Q: "He did not see physics and the metaphysical at opposite sides of the spectrum"

I especially don't understand the "opposite sides of the spectrum" mean とはどういう意味ですか?
A: A spectrum is like the spectrum of light, where at one side you have ultraviolet light, and on the other side you have infrared light, and all of the visible colors are in the middle. You can also have ideas on a spectrum, like in politics. The American political spectrum goes from the far-right Trump Republicans to the far-left Green Party, with moderate politicians in the middle. So when he says he doesn't see the two ideas at "opposite sides" of the spectrum, he means they are more similar than they seem. Maybe they are both on the same side. The spectrum he is talking about is the physical-metaphysical realm, where solid objects like humans are on one side and non-tangible things like ghosts are on the other side.
Q: He pursued physics. とはどういう意味ですか?
A: It means that he studied physics at college (university) for his degree.
Q: "awed" in
I always be awed by the physics とはどういう意味ですか?
A: "I was in awe of her beauty"

("I was amazed and shocked by her beauty")


Q: physics を使った例文を教えて下さい。
A: You could say:
"I have studied Physics at University"
"I want to go on to study Physics in University"


Q: I studied physics at school. と I studied physics in the school. はどう違いますか?
A: "I studied physics at school" is saying that you studied physics at a school.

"I studied physics in the school" is saying that you studied physics inside the school rather than outside.
Q: physics と Astronomy と with an example はどう違いますか?
A: Astronomy is part of the subject of Physics and is concerned primarily with the study of objects in space such as asteriods, stars, galaxies, black holes,....
Physics encompasses other topics such as light, electromagnetism, atomic structure, quantum theory,....
Q: I'll be studying physics at the university next month. と I'm studying physics at the university next month. と I think there's no difference. はどう違いますか?
A: Next month I start my Physics course at university.
The other sentences imply things that may only happening next month.
Q: lectures in physics と lectures on physics はどう違いますか?
A: When someone says "in physics"
they are usually talking about a physics class
"lectures in physics class"

lectures ON physics
is just reffering to the subject (physics) not the class

Sorry if that doesn't make sense.
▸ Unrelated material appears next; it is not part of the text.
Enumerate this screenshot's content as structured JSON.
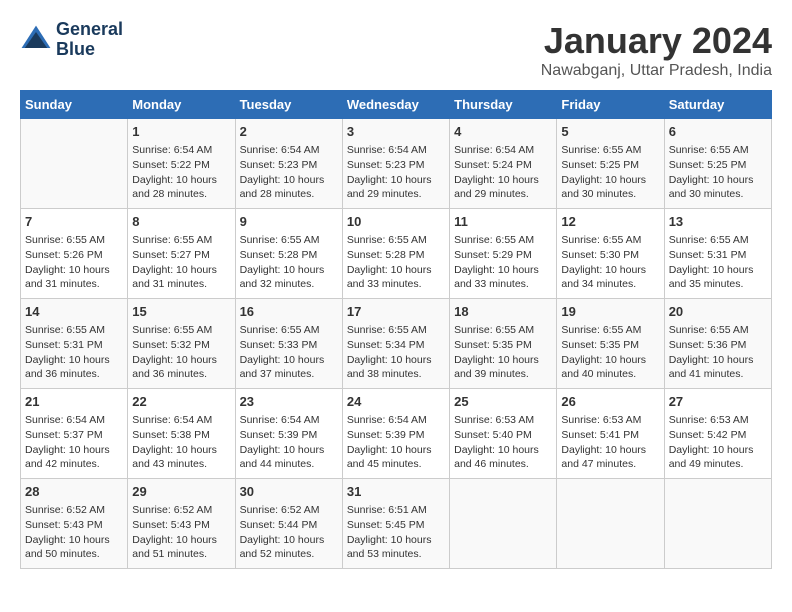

Q: We still have a physics regent, but Mr. incredible 2 is more important. does this sound natural? is grammar correct? は 英語 (アメリカ) で何と言いますか?
A: I think it sounds okay
Q: using "physics textbook " without "physical textbook ".why's that? は 英語 (アメリカ) で何と言いますか?
A: This question is difficult to understand, can you explain or rephrase ?
Q: physics は 英語 (アメリカ) で何と言いますか?
A: QAの全文をご確認ください
Q: It' a physics thing は 英語 (アメリカ) で何と言いますか?
A: QAの全文をご確認ください
Q: physics は 英語 (アメリカ) で何と言いますか?


Q: I was studying thermal physics in afternoon. この表現は自然ですか?
A: Try instead "I was studying thermal physics this afternoon"
Q: While studying physics, mathematics, and related subjects like Structure Analysis and ‎Soil ‎Mechanics, I learned a lot from German scientists, engineers and inventors, for example a ‎civil engineer named Heinrich Franz Müller who developed the ‘conjugate-beam method’, I was ‎fascinated how he facilitated the solution to determine a beam’s slope and ‎deflection with this ‎method.‎

is this correct and simple or complex?
A: it would be hard to do this, changing complex words such as fascinated and facilitated would be a start
Q: while studying physics, I learned a lot from books from Albert Einstein and Isaac Newton.
any problems with this sentence?

Ah right maybe this would be better?

While studying Physics, I learnt a lot from the Einstein and Newton's theories. (I read about these theories in the textbook)
Q: I found physics my favorite subject. この表現は自然ですか?
A: I found physics to be my favourite subject.
Q: In physics or electrical engineering, voltage, current and resister are represented by V, I and R respectively like the following formula.
V = R X I
But why is the symbol for current 'I?'
A: The "I" comes from the French word Intensité which is almost the same as intensity in English. Amperage is the intensity of the electricity